Copy each line from the records below in which the word "name" is found.

***** Recorded information *****

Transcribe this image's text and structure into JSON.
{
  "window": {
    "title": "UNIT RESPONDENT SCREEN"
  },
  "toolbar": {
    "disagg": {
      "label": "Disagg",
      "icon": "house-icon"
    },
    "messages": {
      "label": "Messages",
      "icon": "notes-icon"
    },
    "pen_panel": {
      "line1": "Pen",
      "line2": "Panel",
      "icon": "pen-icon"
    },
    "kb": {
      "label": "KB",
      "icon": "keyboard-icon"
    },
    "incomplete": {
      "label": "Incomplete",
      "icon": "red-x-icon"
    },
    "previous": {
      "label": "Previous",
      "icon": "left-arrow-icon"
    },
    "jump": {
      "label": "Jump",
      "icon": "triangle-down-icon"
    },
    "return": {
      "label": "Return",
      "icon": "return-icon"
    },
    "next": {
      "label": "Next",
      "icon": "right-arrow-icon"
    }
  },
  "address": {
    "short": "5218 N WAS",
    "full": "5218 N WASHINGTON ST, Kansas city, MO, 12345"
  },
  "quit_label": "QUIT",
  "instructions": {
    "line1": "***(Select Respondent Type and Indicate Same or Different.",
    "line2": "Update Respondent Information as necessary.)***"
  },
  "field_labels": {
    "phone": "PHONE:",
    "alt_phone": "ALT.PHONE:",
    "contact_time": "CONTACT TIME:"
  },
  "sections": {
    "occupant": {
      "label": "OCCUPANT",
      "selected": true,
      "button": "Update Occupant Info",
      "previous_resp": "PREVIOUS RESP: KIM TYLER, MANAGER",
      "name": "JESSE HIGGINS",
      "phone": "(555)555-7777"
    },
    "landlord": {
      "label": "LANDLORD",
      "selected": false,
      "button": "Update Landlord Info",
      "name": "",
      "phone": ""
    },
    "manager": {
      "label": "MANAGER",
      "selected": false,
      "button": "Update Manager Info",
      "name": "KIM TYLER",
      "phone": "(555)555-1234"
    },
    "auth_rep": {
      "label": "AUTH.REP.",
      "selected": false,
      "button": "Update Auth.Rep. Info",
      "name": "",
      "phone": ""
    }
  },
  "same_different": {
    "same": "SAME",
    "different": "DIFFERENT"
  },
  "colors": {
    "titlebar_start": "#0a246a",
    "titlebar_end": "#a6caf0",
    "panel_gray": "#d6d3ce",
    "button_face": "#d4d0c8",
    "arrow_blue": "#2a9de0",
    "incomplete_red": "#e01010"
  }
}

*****

Solution for this exercise =
      "name": "JESSE HIGGINS",
      "name": "",
      "name": "KIM TYLER",
      "name": "",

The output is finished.